I agree, we need to look at why this message is not getting across. We are so lucky to have this as a choice when so many people don't and we are abusing that privilege. When I read about this tragic case the other day, all I could think was someone has essentially murdered that poor helpless child through the simple action of not immunizing. How can the anti-immunizers not see the risk they are putting the too young, elderly & immunosuppressed at. If one of their family members died from something that could have been avoided, I wonder if they would change their mind?
Brilliant post. Wholeheartedly agree. So well written x
Becky from BeckyandJames says
Great way to illustrate the point. It's ridiculous that this is an issue when there are women in countries who do not get the chance to protect their precious babes while we're here thinking we have a right to choose.

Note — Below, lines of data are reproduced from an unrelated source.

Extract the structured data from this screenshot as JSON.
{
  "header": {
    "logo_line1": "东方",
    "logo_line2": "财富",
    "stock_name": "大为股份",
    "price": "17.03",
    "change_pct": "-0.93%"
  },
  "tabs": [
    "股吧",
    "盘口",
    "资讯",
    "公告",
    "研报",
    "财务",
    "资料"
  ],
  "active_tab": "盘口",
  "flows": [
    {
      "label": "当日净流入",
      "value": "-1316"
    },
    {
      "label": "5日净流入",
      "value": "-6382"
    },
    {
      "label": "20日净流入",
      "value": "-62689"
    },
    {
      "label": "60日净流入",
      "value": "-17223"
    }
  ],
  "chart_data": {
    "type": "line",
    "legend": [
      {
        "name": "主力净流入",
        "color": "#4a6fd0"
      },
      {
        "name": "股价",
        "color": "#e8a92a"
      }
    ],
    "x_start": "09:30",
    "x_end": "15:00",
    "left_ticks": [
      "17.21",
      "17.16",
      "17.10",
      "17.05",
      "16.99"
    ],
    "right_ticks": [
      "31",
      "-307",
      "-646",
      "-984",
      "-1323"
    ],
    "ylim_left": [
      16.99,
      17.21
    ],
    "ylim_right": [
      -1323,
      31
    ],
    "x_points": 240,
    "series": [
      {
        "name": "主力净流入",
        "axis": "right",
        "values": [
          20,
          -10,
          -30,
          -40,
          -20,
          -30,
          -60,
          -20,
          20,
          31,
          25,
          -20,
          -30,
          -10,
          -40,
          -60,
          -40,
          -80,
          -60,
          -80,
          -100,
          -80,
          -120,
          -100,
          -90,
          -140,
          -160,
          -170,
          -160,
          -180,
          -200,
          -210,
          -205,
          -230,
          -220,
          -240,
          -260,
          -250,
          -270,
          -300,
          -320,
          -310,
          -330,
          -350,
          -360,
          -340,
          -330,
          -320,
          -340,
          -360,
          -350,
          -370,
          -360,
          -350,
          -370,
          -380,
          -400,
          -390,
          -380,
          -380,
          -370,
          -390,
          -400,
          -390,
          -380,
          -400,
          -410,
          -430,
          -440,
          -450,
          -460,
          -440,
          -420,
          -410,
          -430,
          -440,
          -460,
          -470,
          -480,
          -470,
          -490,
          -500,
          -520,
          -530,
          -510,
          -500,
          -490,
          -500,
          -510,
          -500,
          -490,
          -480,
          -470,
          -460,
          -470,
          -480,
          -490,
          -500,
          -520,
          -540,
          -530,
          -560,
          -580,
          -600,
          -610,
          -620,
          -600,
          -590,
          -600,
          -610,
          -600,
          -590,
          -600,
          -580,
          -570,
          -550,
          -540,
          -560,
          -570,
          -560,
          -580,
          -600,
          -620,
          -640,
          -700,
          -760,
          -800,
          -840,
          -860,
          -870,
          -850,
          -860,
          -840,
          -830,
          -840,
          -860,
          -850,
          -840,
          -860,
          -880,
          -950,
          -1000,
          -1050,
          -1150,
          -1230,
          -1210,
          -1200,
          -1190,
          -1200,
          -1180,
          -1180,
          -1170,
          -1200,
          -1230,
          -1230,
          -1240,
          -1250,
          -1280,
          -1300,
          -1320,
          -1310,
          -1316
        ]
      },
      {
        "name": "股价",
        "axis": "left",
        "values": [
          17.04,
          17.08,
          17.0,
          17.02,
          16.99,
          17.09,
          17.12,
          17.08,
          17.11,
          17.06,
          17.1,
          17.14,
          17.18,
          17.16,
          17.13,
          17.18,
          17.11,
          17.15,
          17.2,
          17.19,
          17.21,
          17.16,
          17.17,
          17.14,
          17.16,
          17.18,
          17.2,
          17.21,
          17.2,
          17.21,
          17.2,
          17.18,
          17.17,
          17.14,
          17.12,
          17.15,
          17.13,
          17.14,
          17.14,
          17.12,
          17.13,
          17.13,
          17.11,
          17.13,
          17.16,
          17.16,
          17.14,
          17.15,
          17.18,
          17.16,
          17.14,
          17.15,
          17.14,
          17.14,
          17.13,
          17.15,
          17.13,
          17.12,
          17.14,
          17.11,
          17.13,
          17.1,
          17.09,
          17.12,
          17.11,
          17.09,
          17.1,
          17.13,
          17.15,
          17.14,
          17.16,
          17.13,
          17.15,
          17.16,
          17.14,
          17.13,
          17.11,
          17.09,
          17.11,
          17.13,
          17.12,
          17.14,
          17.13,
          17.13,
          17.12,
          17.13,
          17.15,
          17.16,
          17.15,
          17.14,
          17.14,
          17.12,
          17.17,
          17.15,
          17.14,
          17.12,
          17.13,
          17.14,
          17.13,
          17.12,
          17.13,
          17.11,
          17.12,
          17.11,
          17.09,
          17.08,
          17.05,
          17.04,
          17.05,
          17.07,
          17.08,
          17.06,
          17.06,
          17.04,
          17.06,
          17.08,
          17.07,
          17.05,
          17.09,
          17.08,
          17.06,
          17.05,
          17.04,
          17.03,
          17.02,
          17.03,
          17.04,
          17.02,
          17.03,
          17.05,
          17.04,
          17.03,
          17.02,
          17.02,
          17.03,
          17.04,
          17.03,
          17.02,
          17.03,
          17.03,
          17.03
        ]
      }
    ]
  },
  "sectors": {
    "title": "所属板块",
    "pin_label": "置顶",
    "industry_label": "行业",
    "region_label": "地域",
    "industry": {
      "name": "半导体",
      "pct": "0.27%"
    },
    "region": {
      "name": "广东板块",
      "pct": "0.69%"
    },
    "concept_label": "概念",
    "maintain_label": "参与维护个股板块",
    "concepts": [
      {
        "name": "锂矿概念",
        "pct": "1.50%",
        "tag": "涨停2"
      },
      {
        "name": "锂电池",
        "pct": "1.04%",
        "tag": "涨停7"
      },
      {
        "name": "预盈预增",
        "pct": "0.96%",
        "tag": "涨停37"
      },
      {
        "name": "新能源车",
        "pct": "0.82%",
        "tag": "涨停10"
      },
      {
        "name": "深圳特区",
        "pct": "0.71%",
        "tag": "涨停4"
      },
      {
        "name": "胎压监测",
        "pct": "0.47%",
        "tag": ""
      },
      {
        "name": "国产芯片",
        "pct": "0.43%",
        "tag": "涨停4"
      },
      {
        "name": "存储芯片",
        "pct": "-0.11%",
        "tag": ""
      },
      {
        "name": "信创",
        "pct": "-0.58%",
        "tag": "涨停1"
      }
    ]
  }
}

Great post and an important perspective to be reminded of. My heart breaks for the family of baby Riley.
Nicole - Champagne and Chips says
What a story. You speak negatively of your wealthy white woman urge to help but it shows a lot of compassion that you did help. There are a lot of people who would have simply looked the other way.
I feel very strongly about vaccination but also feel that I have to be (as a sometime health professional) compassionate to those who choose not to vaccinate out of fear. Having said that, I am prepared to go into battle with my sister in law's parents who believe that Malaysia doesn't have whooping cough and therefore they don't need to be vaccinated when they visit my newborn nephew for the first time. I don't know how strong a mother's love is, having never experienced it but this Aunty-love is a force to be reckoned with.